The field of healthcare is growing, and medical assistants are at the heart of much of this growth.
Work of a Medical Assistant
Medical assistants perform a variety of administrative and clinical tasks, such as answering telephones, greeting patients, updating and filing patients' medical records, filling out insurance forms, scheduling appointments, arranging for hospital admission and laboratory services, and the handling of patient billing.
Medical assistants usually work in an office environment for physicians, podiatrists, chiropractors, and other health practitioners. They should not be confused with physician assistants, who examine, diagnose, and treat patients under the direct supervision of a physician.
Outlook and Salary
Employment of medical assistants is predicted to grow, much faster than the U.S. average for all jobs. The increasing number of group practices, clinics, and other health care facilities in need of more support personnel may fuel the demand for medical assistants, particularly those with certification or formal training.

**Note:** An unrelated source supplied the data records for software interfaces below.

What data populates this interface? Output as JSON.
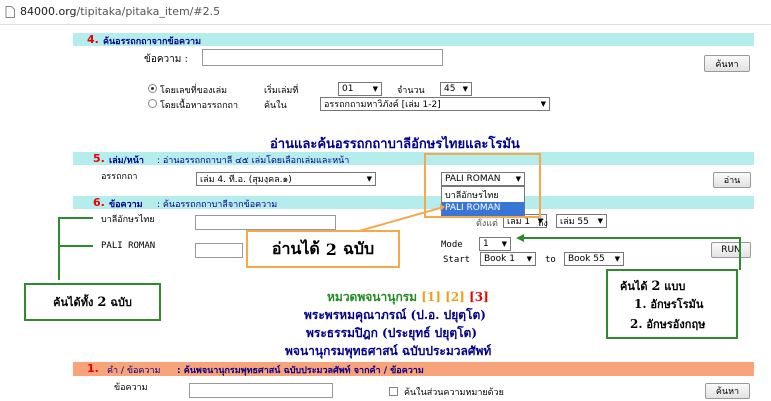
{
  "browser": {
    "url_domain": "84000.org",
    "url_path": "/tipitaka/pitaka_item/#2.5"
  },
  "section4": {
    "num": "4.",
    "title": "ค้นอรรถกถาจากข้อความ",
    "text_label": "ข้อความ :",
    "search_button": "ค้นหา",
    "radio_by_volume": "โดยเลขที่ของเล่ม",
    "radio_by_content": "โดยเนื้อหาอรรถกถา",
    "start_volume_label": "เริ่มเล่มที่",
    "start_volume_value": "01",
    "amount_label": "จำนวน",
    "amount_value": "45",
    "search_in_label": "ค้นใน",
    "search_in_value": "อรรถกถามหาวิภังค์ [เล่ม 1-2]"
  },
  "heading_read_search": "อ่านและค้นอรรถกถาบาลีอักษรไทยและโรมัน",
  "section5": {
    "num": "5.",
    "title": "เล่ม/หน้า",
    "desc": ": อ่านอรรถกถาบาลี ๔๕ เล่มโดยเลือกเล่มและหน้า",
    "label": "อรรถกถา",
    "volume_value": "เล่ม 4. ที.อ. (สุมงฺคล.๑)",
    "script_value": "PALI ROMAN",
    "dropdown_options": [
      "บาลีอักษรไทย",
      "PALI ROMAN"
    ],
    "read_button": "อ่าน"
  },
  "section6": {
    "num": "6.",
    "title": "ข้อความ",
    "desc": ": ค้นอรรถกถาบาลีจากข้อความ",
    "pali_thai_label": "บาลีอักษรไทย",
    "pali_roman_label": "PALI ROMAN",
    "hidden_prefix": "ตั้งแต่",
    "hidden_vol_value": "เล่ม 1",
    "hidden_to": "ถึง",
    "end_vol_value": "เล่ม 55",
    "mode_label": "Mode",
    "mode_value": "1",
    "start_label": "Start",
    "start_value": "Book 1",
    "to_label": "to",
    "end_value": "Book 55",
    "run_button": "RUN"
  },
  "dictionary": {
    "title": "หมวดพจนานุกรม",
    "pages": [
      "[1]",
      "[2]",
      "[3]"
    ],
    "line1": "พระพรหมคุณาภรณ์ (ป.อ. ปยุตฺโต)",
    "line2": "พระธรรมปิฎก (ประยุทธ์ ปยุตฺโต)",
    "line3": "พจนานุกรมพุทธศาสน์ ฉบับประมวลศัพท์"
  },
  "section1": {
    "num": "1.",
    "title": "คำ / ข้อความ",
    "desc": ": ค้นพจนานุกรมพุทธศาสน์ ฉบับประมวลศัพท์ จากคำ / ข้อความ",
    "label": "ข้อความ",
    "checkbox_label": "ค้นในส่วนความหมายด้วย",
    "search_button": "ค้นหา"
  },
  "callouts": {
    "read_both_prefix": "อ่านได้",
    "read_both_num": "2",
    "read_both_suffix": "ฉบับ",
    "search_both_prefix": "ค้นได้ทั้ง",
    "search_both_num": "2",
    "search_both_suffix": "ฉบับ",
    "search_two_title_prefix": "ค้นได้",
    "search_two_title_num": "2",
    "search_two_title_suffix": "แบบ",
    "item1_num": "1.",
    "item1_text": "อักษรโรมัน",
    "item2_num": "2.",
    "item2_text": "อักษรอังกฤษ"
  },
  "colors": {
    "bar_cyan": "#b5ecec",
    "bar_orange": "#f8a37a",
    "callout_orange": "#f5a94a",
    "callout_green": "#2e8b2e",
    "title_navy": "#00008b"
  }
}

A job as a medical assistant can be a stepping stone to other careers, including nursing, teaching future medical assistants, or office management.

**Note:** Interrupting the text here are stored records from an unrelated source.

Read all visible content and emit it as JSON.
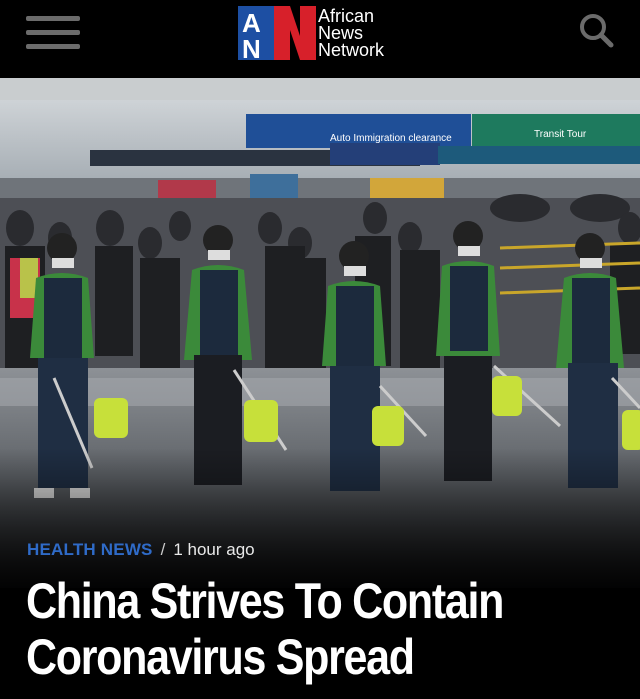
{
  "header": {
    "logo_letters": "AN",
    "logo_line1": "African",
    "logo_line2": "News",
    "logo_line3": "Network",
    "icons": [
      "hamburger-menu-icon",
      "search-icon"
    ],
    "colors": {
      "brand_red": "#d7202a",
      "brand_blue": "#1d4fa3",
      "background": "#000000"
    }
  },
  "article": {
    "category": "HEALTH NEWS",
    "separator": "/",
    "time_ago": "1 hour ago",
    "headline_line1": "China Strives To Contain",
    "headline_line2": "Coronavirus Spread",
    "category_color": "#2f6bc8"
  },
  "photo": {
    "signs": {
      "immigration_en": "Auto Immigration clearance",
      "transit": "Transit Tour"
    }
  }
}
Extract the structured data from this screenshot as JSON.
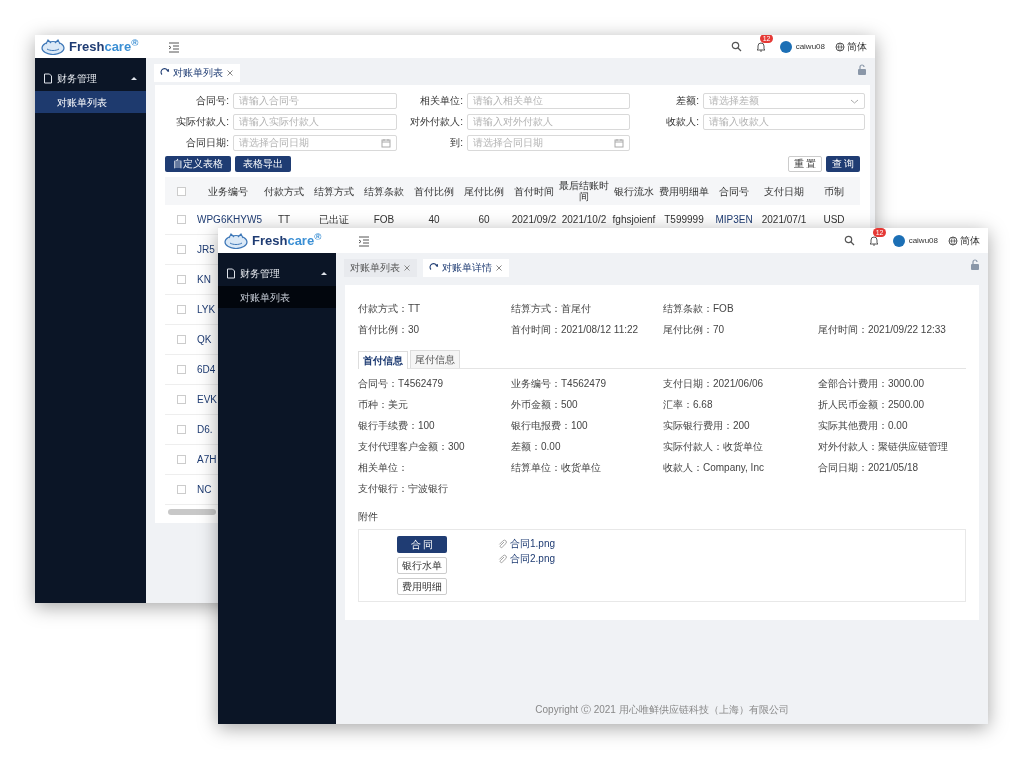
{
  "back_window": {
    "header": {
      "brand": "Fresh",
      "brand_accent": "care$^{®}$",
      "notification_count": "12",
      "user": "caiwu08",
      "language": "简体"
    },
    "sidebar": {
      "group": {
        "label": "财务管理",
        "expanded": true
      },
      "items": [
        {
          "label": "对账单列表",
          "selected": true
        }
      ]
    },
    "tabs": [
      {
        "label": "对账单列表",
        "selected": true
      }
    ],
    "filters": [
      {
        "label": "合同号:",
        "placeholder": "请输入合同号",
        "kind": "text"
      },
      {
        "label": "相关单位:",
        "placeholder": "请输入相关单位",
        "kind": "text"
      },
      {
        "label": "差额:",
        "placeholder": "请选择差额",
        "kind": "select"
      },
      {
        "label": "实际付款人:",
        "placeholder": "请输入实际付款人",
        "kind": "text"
      },
      {
        "label": "对外付款人:",
        "placeholder": "请输入对外付款人",
        "kind": "text"
      },
      {
        "label": "收款人:",
        "placeholder": "请输入收款人",
        "kind": "text"
      },
      {
        "label": "合同日期:",
        "placeholder": "请选择合同日期",
        "kind": "date"
      },
      {
        "label": "到:",
        "placeholder": "请选择合同日期",
        "kind": "date"
      }
    ],
    "left_buttons": [
      "自定义表格",
      "表格导出"
    ],
    "right_buttons": [
      {
        "label": "重 置",
        "primary": false
      },
      {
        "label": "查 询",
        "primary": true
      }
    ],
    "table": {
      "select_all_checked": false,
      "columns": [
        {
          "label": "业务编号",
          "link": true
        },
        {
          "label": "付款方式",
          "link": false
        },
        {
          "label": "结算方式",
          "link": false
        },
        {
          "label": "结算条款",
          "link": false
        },
        {
          "label": "首付比例",
          "link": false
        },
        {
          "label": "尾付比例",
          "link": false
        },
        {
          "label": "首付时间",
          "link": false
        },
        {
          "label": "最后结账时间",
          "link": false
        },
        {
          "label": "银行流水",
          "link": false
        },
        {
          "label": "费用明细单",
          "link": false
        },
        {
          "label": "合同号",
          "link": true
        },
        {
          "label": "支付日期",
          "link": false
        },
        {
          "label": "币制",
          "link": false
        }
      ],
      "rows": [
        {
          "checked": false,
          "cells": [
            "WPG6KHYW5",
            "TT",
            "已出证",
            "FOB",
            "40",
            "60",
            "2021/09/2",
            "2021/10/2",
            "fghsjoienf",
            "T599999",
            "MIP3EN",
            "2021/07/1",
            "USD"
          ]
        },
        {
          "checked": false,
          "cells": [
            "JR5"
          ]
        },
        {
          "checked": false,
          "cells": [
            "KN"
          ]
        },
        {
          "checked": false,
          "cells": [
            "LYK"
          ]
        },
        {
          "checked": false,
          "cells": [
            "QK"
          ]
        },
        {
          "checked": false,
          "cells": [
            "6D4"
          ]
        },
        {
          "checked": false,
          "cells": [
            "EVK"
          ]
        },
        {
          "checked": false,
          "cells": [
            "D6."
          ]
        },
        {
          "checked": false,
          "cells": [
            "A7H"
          ]
        },
        {
          "checked": false,
          "cells": [
            "NC"
          ]
        }
      ]
    }
  },
  "front_window": {
    "header": {
      "brand": "Fresh",
      "brand_accent": "care$^{®}$",
      "notification_count": "12",
      "user": "caiwu08",
      "language": "简体"
    },
    "sidebar": {
      "group": {
        "label": "财务管理",
        "expanded": true
      },
      "items": [
        {
          "label": "对账单列表",
          "selected": false
        }
      ]
    },
    "tabs": [
      {
        "label": "对账单列表",
        "selected": false
      },
      {
        "label": "对账单详情",
        "selected": true
      }
    ],
    "summary": [
      [
        "付款方式：TT",
        "结算方式：首尾付",
        "结算条款：FOB"
      ],
      [
        "首付比例：30",
        "首付时间：2021/08/12 11:22",
        "尾付比例：70",
        "尾付时间：2021/09/22 12:33"
      ]
    ],
    "detail_tabs": [
      {
        "label": "首付信息",
        "selected": true
      },
      {
        "label": "尾付信息",
        "selected": false
      }
    ],
    "details": [
      "合同号：T4562479",
      "业务编号：T4562479",
      "支付日期：2021/06/06",
      "全部合计费用：3000.00",
      "币种：美元",
      "外币金额：500",
      "汇率：6.68",
      "折人民币金额：2500.00",
      "银行手续费：100",
      "银行电报费：100",
      "实际银行费用：200",
      "实际其他费用：0.00",
      "支付代理客户金额：300",
      "差额：0.00",
      "实际付款人：收货单位",
      "对外付款人：聚链供应链管理",
      "相关单位：",
      "结算单位：收货单位",
      "收款人：Company, Inc",
      "合同日期：2021/05/18",
      "支付银行：宁波银行"
    ],
    "attachments_label": "附件",
    "attachment_types": [
      {
        "label": "合 同",
        "selected": true
      },
      {
        "label": "银行水单",
        "selected": false
      },
      {
        "label": "费用明细",
        "selected": false
      }
    ],
    "files": [
      "合同1.png",
      "合同2.png"
    ],
    "copyright": "Copyright Ⓒ 2021 用心唯鲜供应链科技（上海）有限公司"
  }
}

Education and Training
Some medical assistants are trained on the job, however, many complete in vocational-technical high schools, postsecondary vocational schools, and community and junior colleges.

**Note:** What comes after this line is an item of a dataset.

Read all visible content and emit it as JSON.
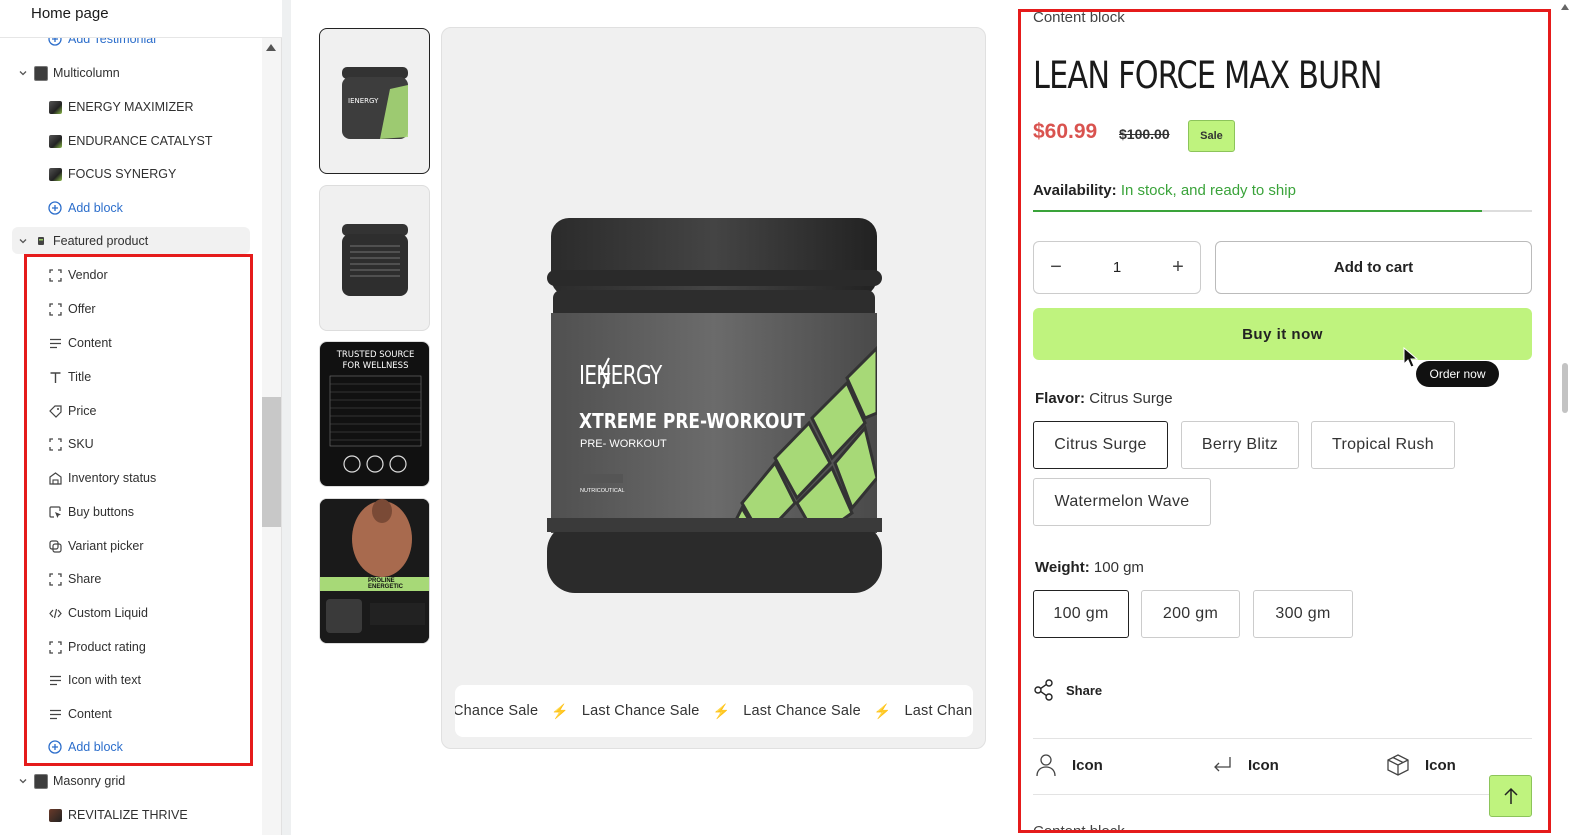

Students completing a postsecondary program are typically awarded a certificate, diploma, or associate's degree. Job prospects are usually greater for those with some formal education or training.
For more information about medical assistants, visit The Bureau of Labor Statistics.